Problem details> Nothing less than an exact copy of all the records is required.

******************************

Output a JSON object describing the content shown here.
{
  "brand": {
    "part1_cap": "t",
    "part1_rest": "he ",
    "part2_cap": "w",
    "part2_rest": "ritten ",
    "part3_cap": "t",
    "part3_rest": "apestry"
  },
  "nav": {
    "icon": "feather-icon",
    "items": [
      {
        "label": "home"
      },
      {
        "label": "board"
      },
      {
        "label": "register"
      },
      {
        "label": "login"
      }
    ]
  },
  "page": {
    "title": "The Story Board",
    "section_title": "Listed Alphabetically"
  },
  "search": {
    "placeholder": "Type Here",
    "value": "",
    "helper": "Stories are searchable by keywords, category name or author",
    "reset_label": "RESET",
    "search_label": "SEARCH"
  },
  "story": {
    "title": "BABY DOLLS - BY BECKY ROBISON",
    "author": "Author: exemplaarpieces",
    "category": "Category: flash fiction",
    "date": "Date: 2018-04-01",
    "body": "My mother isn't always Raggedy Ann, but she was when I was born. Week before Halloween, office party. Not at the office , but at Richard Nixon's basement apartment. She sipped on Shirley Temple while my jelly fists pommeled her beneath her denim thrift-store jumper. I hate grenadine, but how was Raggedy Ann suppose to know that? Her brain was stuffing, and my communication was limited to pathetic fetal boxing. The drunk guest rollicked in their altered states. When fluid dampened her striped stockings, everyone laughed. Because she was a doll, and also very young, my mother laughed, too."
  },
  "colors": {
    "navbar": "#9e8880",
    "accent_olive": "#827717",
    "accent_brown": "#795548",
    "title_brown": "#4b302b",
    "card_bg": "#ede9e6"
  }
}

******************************

Exercise solution>
Output a JSON object describing the content shown here.
{
  "brand": {
    "part1_cap": "t",
    "part1_rest": "he ",
    "part2_cap": "w",
    "part2_rest": "ritten ",
    "part3_cap": "t",
    "part3_rest": "apestry"
  },
  "nav": {
    "icon": "feather-icon",
    "items": [
      {
        "label": "home"
      },
      {
        "label": "board"
      },
      {
        "label": "register"
      },
      {
        "label": "login"
      }
    ]
  },
  "page": {
    "title": "The Story Board",
    "section_title": "Listed Alphabetically"
  },
  "search": {
    "placeholder": "Type Here",
    "value": "",
    "helper": "Stories are searchable by keywords, category name or author",
    "reset_label": "RESET",
    "search_label": "SEARCH"
  },
  "story": {
    "title": "BABY DOLLS - BY BECKY ROBISON",
    "author": "Author: exemplaarpieces",
    "category": "Category: flash fiction",
    "date": "Date: 2018-04-01",
    "body": "My mother isn't always Raggedy Ann, but she was when I was born. Week before Halloween, office party. Not at the office , but at Richard Nixon's basement apartment. She sipped on Shirley Temple while my jelly fists pommeled her beneath her denim thrift-store jumper. I hate grenadine, but how was Raggedy Ann suppose to know that? Her brain was stuffing, and my communication was limited to pathetic fetal boxing. The drunk guest rollicked in their altered states. When fluid dampened her striped stockings, everyone laughed. Because she was a doll, and also very young, my mother laughed, too."
  },
  "colors": {
    "navbar": "#9e8880",
    "accent_olive": "#827717",
    "accent_brown": "#795548",
    "title_brown": "#4b302b",
    "card_bg": "#ede9e6"
  }
}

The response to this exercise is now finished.